In order to finance all the different enterprises, which were often poorly supervised, Tyzenhaus needed to borrow vast amounts of money. He relied on the expensive expertise of educated foreign industrialists; efforts to build a local class of workmen were hampered by the poor education system and serfdom.[5] Tyzenhaus ' influence on the King and attempts to manipulate the lesser nobility raised political opposition among other nobles. After a few failures of his factories, in 1780 nobles brought charges that Tyzenhaus used treasury money for his private affairs.[2] The case against Tyzenhaus was arranged by Otto Magnus von Stackelberg, the Russian ambassador in Warsaw. Tyzenhaus was relieved of his duties by Poniatowski; his privileges were revoked and his property was confiscated. Disgraced, Tyzenhaus died in 1785 in Warsaw.
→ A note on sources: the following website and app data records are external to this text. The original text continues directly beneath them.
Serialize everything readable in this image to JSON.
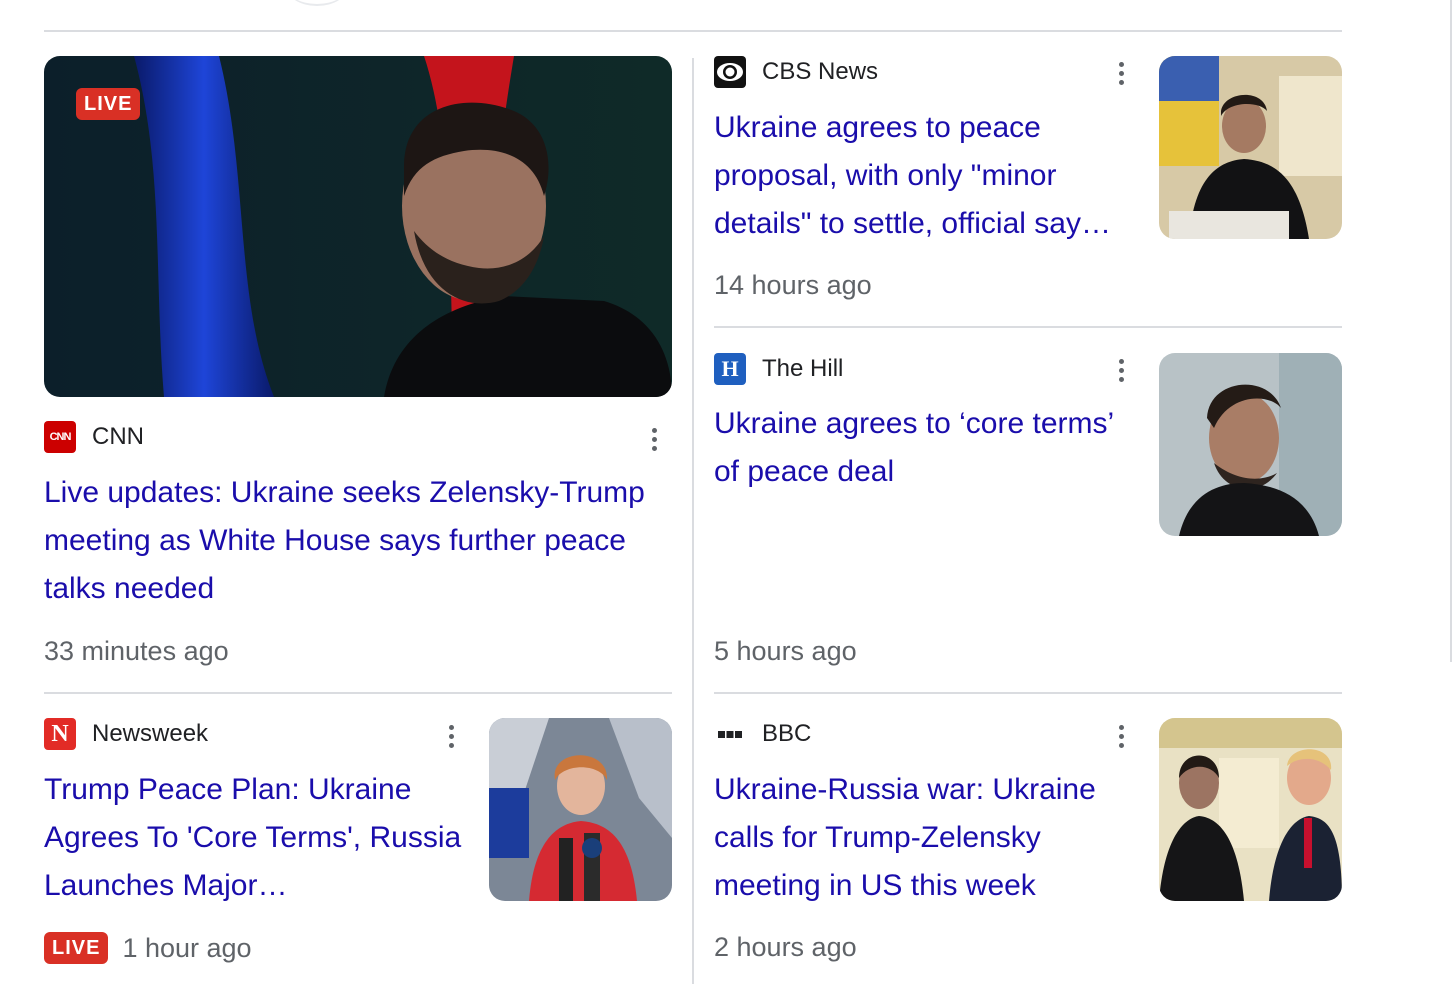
{
  "badges": {
    "live": "LIVE"
  },
  "colors": {
    "link": "#1a0dab",
    "meta": "#5f6368",
    "live": "#d93025",
    "divider": "#dadce0"
  },
  "articles": [
    {
      "source": "CNN",
      "source_icon": "cnn-logo",
      "headline": "Live updates: Ukraine seeks Zelensky-Trump meeting as White House says further peace talks needed",
      "time": "33 minutes ago",
      "thumb_badge": "LIVE"
    },
    {
      "source": "CBS News",
      "source_icon": "cbs-eye-logo",
      "headline": "Ukraine agrees to peace proposal, with only \"minor details\" to settle, official say…",
      "time": "14 hours ago"
    },
    {
      "source": "The Hill",
      "source_icon": "the-hill-logo",
      "headline": "Ukraine agrees to ‘core terms’ of peace deal",
      "time": "5 hours ago"
    },
    {
      "source": "Newsweek",
      "source_icon": "newsweek-logo",
      "headline": "Trump Peace Plan: Ukraine Agrees To 'Core Terms', Russia Launches Major…",
      "time": "1 hour ago",
      "time_badge": "LIVE"
    },
    {
      "source": "BBC",
      "source_icon": "bbc-logo",
      "headline": "Ukraine-Russia war: Ukraine calls for Trump-Zelensky meeting in US this week",
      "time": "2 hours ago"
    }
  ]
}
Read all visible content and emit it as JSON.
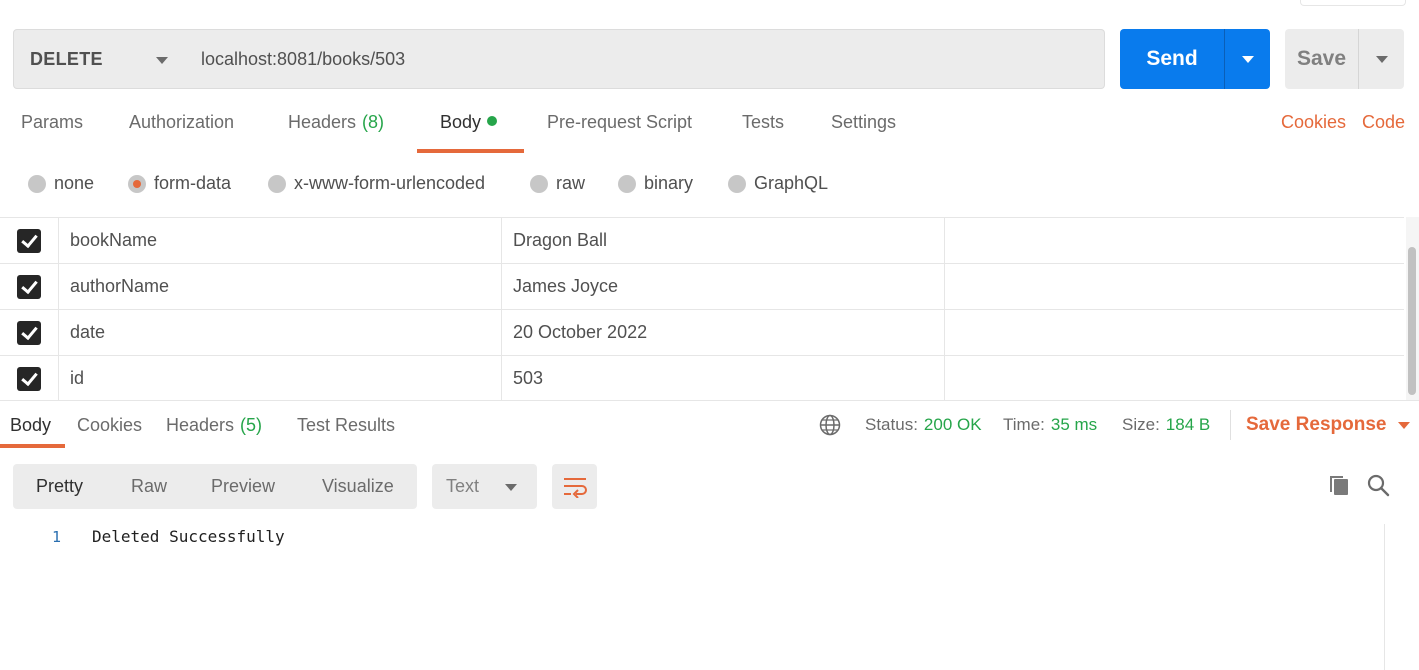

LegacyEdit

Tyzenhauz built the Tyzenhaus Palace in Vilnius (converted into an apartment building by the Soviet authorities) and another residence in Hrodna. Built by an Italian architect Giuseppe di Sacco, the two palaces remain important historical monuments. Balys Sruoga wrote the drama Apyaušrio dalia about his ballet school and the peasant revolt in 1769.[1] In 1970–1971, Stanisław Kościałkowski published a two-volume study on his life Antoni Tyzenhauz, podskarbi nadworny litewski.

LiteratureEdit

  • Tadeusz Zajączkowski, Rüdiger Döhler: Antoni Tyzenhauz (1733–1785) – inicjator rozwoju przemysłu, nauki, kultury i sztuki w Wielkim Księstwie Litewskim, założyciel Szkoły Położnych i Szkoły Lekarskiej w Grodnie. Przegląd Urologiczny 2022/2, S. 82–86 [Antoni Tyzenhauz (1733–1785) – initiator of development of industry, science, culture and art, founder of midwifery school and medical school in Grodno]. Przegląd Urologiczny 2022/2, S. 82–86.

ReferencesEdit

  1. ^ a b Venclova, Tomas (2006). Vilniaus vardai (in Lithuanian). R. Paknio leidykla. p. 104. ISBN 9986-830-96-6.
  2. ^ a b c d Kučas, Antanas (1970–1978). "Tyzenhauz, Anthony". In Simas Sužiedėlis (ed.). Encyclopedia Lituanica. Vol. V. Boston, Massachusetts: Juozas Kapočius. pp. 521–522. LCC 74-114275.
  3. ^ Merkys, Vytautas (1985–1988). "Tyzenhauzas, Antanas". In Jonas Zinkus; et al. (eds.). Tarybų Lietuvos enciklopedija. Vol. 4. Vilnius, Lithuania: Vyriausioji enciklopedijų redakcija. p. 324. LCC 86232954. (in Lithuanian)
  4. ^ a b Klemensas Čerbulėnas; et al., eds. (1994). Lietuvos architektūros istorija: Nuo XVII a. pradžios iki XIX a. vidurio. Vol. II. Vilnius: Mokslo ir enciklopedijų leidykla. pp. 202–204. ISBN 5-420-00583-3. (in Lithuanian)
  5. ^ a b c Bain, R. Nisbet (2006) [1909]. The Last King of Poland and His Contemporaries. Kessinger Publishing. p. 141. ISBN 978-1-4286-5403-7.
  6. ^ Žąsinaitė-Gedminienė, Jurgita (2010). "Lietuviškos sąmonės neidentifikuotas LDK miestas: Antano Tyzenhauzo laikų Gardinas" (PDF). Senoji Lietuvos literatūra (in Lithuanian). 29: 153–155. ISSN 1822-3656. Archived from the original (PDF) on 2011-07-22.